[PROBLEM STATEMENT] Give the records once more, exactly as they stand.

*** Block opens ***

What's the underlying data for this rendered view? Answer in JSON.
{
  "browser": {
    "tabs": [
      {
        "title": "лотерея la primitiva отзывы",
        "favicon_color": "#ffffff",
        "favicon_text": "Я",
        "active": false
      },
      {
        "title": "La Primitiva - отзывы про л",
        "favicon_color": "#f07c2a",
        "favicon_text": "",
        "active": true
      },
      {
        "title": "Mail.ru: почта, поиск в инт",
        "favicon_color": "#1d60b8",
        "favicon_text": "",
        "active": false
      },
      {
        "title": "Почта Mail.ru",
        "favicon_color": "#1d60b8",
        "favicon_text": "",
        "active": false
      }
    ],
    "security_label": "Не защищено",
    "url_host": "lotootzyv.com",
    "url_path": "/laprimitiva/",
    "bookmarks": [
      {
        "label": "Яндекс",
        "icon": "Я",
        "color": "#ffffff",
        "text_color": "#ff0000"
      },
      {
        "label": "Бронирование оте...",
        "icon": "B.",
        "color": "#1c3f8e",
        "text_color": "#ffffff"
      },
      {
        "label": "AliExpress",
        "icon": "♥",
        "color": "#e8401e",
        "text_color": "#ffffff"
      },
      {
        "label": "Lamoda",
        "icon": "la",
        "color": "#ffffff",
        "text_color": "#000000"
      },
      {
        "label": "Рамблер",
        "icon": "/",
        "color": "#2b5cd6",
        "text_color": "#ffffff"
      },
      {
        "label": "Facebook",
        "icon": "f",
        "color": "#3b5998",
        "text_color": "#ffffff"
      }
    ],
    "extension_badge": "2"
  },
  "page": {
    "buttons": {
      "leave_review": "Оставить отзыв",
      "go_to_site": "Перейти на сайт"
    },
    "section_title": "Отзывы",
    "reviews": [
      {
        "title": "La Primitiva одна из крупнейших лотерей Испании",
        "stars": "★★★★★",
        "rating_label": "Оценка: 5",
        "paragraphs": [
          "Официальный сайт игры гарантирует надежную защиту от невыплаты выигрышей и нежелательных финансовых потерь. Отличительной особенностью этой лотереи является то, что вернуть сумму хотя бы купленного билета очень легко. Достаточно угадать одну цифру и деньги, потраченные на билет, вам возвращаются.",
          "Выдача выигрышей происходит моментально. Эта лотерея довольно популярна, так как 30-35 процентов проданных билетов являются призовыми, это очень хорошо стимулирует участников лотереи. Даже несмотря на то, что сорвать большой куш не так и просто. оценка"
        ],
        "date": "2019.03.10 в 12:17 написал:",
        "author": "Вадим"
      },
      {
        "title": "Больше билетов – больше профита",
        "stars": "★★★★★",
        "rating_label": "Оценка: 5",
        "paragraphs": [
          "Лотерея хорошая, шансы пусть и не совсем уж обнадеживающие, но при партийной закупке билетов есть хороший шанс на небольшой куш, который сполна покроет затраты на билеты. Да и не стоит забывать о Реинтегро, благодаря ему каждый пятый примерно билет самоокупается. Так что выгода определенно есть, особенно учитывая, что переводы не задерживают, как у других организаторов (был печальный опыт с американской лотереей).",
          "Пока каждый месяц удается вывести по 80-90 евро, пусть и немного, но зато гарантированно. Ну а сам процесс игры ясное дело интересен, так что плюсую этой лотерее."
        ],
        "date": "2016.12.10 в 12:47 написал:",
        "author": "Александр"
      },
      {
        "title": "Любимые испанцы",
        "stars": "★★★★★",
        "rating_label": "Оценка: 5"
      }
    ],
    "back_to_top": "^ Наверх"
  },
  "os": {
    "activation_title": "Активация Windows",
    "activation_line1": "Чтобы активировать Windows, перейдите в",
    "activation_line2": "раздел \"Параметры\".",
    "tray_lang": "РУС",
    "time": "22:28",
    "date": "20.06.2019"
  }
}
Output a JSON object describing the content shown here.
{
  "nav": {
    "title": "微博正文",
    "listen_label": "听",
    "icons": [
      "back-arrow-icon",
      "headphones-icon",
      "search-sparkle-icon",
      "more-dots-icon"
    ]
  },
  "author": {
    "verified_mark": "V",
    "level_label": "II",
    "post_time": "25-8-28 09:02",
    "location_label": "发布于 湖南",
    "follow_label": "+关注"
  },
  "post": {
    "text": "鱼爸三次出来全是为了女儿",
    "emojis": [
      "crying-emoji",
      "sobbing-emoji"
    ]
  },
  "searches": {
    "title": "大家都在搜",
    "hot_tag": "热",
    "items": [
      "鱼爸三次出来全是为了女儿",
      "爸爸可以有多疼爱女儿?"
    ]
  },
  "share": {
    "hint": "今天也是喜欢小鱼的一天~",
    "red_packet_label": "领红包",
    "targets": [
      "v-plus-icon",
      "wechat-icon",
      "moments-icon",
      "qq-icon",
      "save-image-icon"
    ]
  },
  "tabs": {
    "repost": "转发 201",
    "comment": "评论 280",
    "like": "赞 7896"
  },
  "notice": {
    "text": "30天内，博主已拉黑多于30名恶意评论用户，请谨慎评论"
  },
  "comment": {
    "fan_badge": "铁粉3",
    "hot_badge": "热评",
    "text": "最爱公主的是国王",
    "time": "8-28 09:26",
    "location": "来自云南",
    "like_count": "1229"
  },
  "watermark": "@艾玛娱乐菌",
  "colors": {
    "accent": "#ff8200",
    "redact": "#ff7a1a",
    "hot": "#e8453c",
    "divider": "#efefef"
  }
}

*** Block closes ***

[SOLUTION]
What's the underlying data for this rendered view? Answer in JSON.
{
  "browser": {
    "tabs": [
      {
        "title": "лотерея la primitiva отзывы",
        "favicon_color": "#ffffff",
        "favicon_text": "Я",
        "active": false
      },
      {
        "title": "La Primitiva - отзывы про л",
        "favicon_color": "#f07c2a",
        "favicon_text": "",
        "active": true
      },
      {
        "title": "Mail.ru: почта, поиск в инт",
        "favicon_color": "#1d60b8",
        "favicon_text": "",
        "active": false
      },
      {
        "title": "Почта Mail.ru",
        "favicon_color": "#1d60b8",
        "favicon_text": "",
        "active": false
      }
    ],
    "security_label": "Не защищено",
    "url_host": "lotootzyv.com",
    "url_path": "/laprimitiva/",
    "bookmarks": [
      {
        "label": "Яндекс",
        "icon": "Я",
        "color": "#ffffff",
        "text_color": "#ff0000"
      },
      {
        "label": "Бронирование оте...",
        "icon": "B.",
        "color": "#1c3f8e",
        "text_color": "#ffffff"
      },
      {
        "label": "AliExpress",
        "icon": "♥",
        "color": "#e8401e",
        "text_color": "#ffffff"
      },
      {
        "label": "Lamoda",
        "icon": "la",
        "color": "#ffffff",
        "text_color": "#000000"
      },
      {
        "label": "Рамблер",
        "icon": "/",
        "color": "#2b5cd6",
        "text_color": "#ffffff"
      },
      {
        "label": "Facebook",
        "icon": "f",
        "color": "#3b5998",
        "text_color": "#ffffff"
      }
    ],
    "extension_badge": "2"
  },
  "page": {
    "buttons": {
      "leave_review": "Оставить отзыв",
      "go_to_site": "Перейти на сайт"
    },
    "section_title": "Отзывы",
    "reviews": [
      {
        "title": "La Primitiva одна из крупнейших лотерей Испании",
        "stars": "★★★★★",
        "rating_label": "Оценка: 5",
        "paragraphs": [
          "Официальный сайт игры гарантирует надежную защиту от невыплаты выигрышей и нежелательных финансовых потерь. Отличительной особенностью этой лотереи является то, что вернуть сумму хотя бы купленного билета очень легко. Достаточно угадать одну цифру и деньги, потраченные на билет, вам возвращаются.",
          "Выдача выигрышей происходит моментально. Эта лотерея довольно популярна, так как 30-35 процентов проданных билетов являются призовыми, это очень хорошо стимулирует участников лотереи. Даже несмотря на то, что сорвать большой куш не так и просто. оценка"
        ],
        "date": "2019.03.10 в 12:17 написал:",
        "author": "Вадим"
      },
      {
        "title": "Больше билетов – больше профита",
        "stars": "★★★★★",
        "rating_label": "Оценка: 5",
        "paragraphs": [
          "Лотерея хорошая, шансы пусть и не совсем уж обнадеживающие, но при партийной закупке билетов есть хороший шанс на небольшой куш, который сполна покроет затраты на билеты. Да и не стоит забывать о Реинтегро, благодаря ему каждый пятый примерно билет самоокупается. Так что выгода определенно есть, особенно учитывая, что переводы не задерживают, как у других организаторов (был печальный опыт с американской лотереей).",
          "Пока каждый месяц удается вывести по 80-90 евро, пусть и немного, но зато гарантированно. Ну а сам процесс игры ясное дело интересен, так что плюсую этой лотерее."
        ],
        "date": "2016.12.10 в 12:47 написал:",
        "author": "Александр"
      },
      {
        "title": "Любимые испанцы",
        "stars": "★★★★★",
        "rating_label": "Оценка: 5"
      }
    ],
    "back_to_top": "^ Наверх"
  },
  "os": {
    "activation_title": "Активация Windows",
    "activation_line1": "Чтобы активировать Windows, перейдите в",
    "activation_line2": "раздел \"Параметры\".",
    "tray_lang": "РУС",
    "time": "22:28",
    "date": "20.06.2019"
  }
}
Output a JSON object describing the content shown here.
{
  "nav": {
    "title": "微博正文",
    "listen_label": "听",
    "icons": [
      "back-arrow-icon",
      "headphones-icon",
      "search-sparkle-icon",
      "more-dots-icon"
    ]
  },
  "author": {
    "verified_mark": "V",
    "level_label": "II",
    "post_time": "25-8-28 09:02",
    "location_label": "发布于 湖南",
    "follow_label": "+关注"
  },
  "post": {
    "text": "鱼爸三次出来全是为了女儿",
    "emojis": [
      "crying-emoji",
      "sobbing-emoji"
    ]
  },
  "searches": {
    "title": "大家都在搜",
    "hot_tag": "热",
    "items": [
      "鱼爸三次出来全是为了女儿",
      "爸爸可以有多疼爱女儿?"
    ]
  },
  "share": {
    "hint": "今天也是喜欢小鱼的一天~",
    "red_packet_label": "领红包",
    "targets": [
      "v-plus-icon",
      "wechat-icon",
      "moments-icon",
      "qq-icon",
      "save-image-icon"
    ]
  },
  "tabs": {
    "repost": "转发 201",
    "comment": "评论 280",
    "like": "赞 7896"
  },
  "notice": {
    "text": "30天内，博主已拉黑多于30名恶意评论用户，请谨慎评论"
  },
  "comment": {
    "fan_badge": "铁粉3",
    "hot_badge": "热评",
    "text": "最爱公主的是国王",
    "time": "8-28 09:26",
    "location": "来自云南",
    "like_count": "1229"
  },
  "watermark": "@艾玛娱乐菌",
  "colors": {
    "accent": "#ff8200",
    "redact": "#ff7a1a",
    "hot": "#e8453c",
    "divider": "#efefef"
  }
}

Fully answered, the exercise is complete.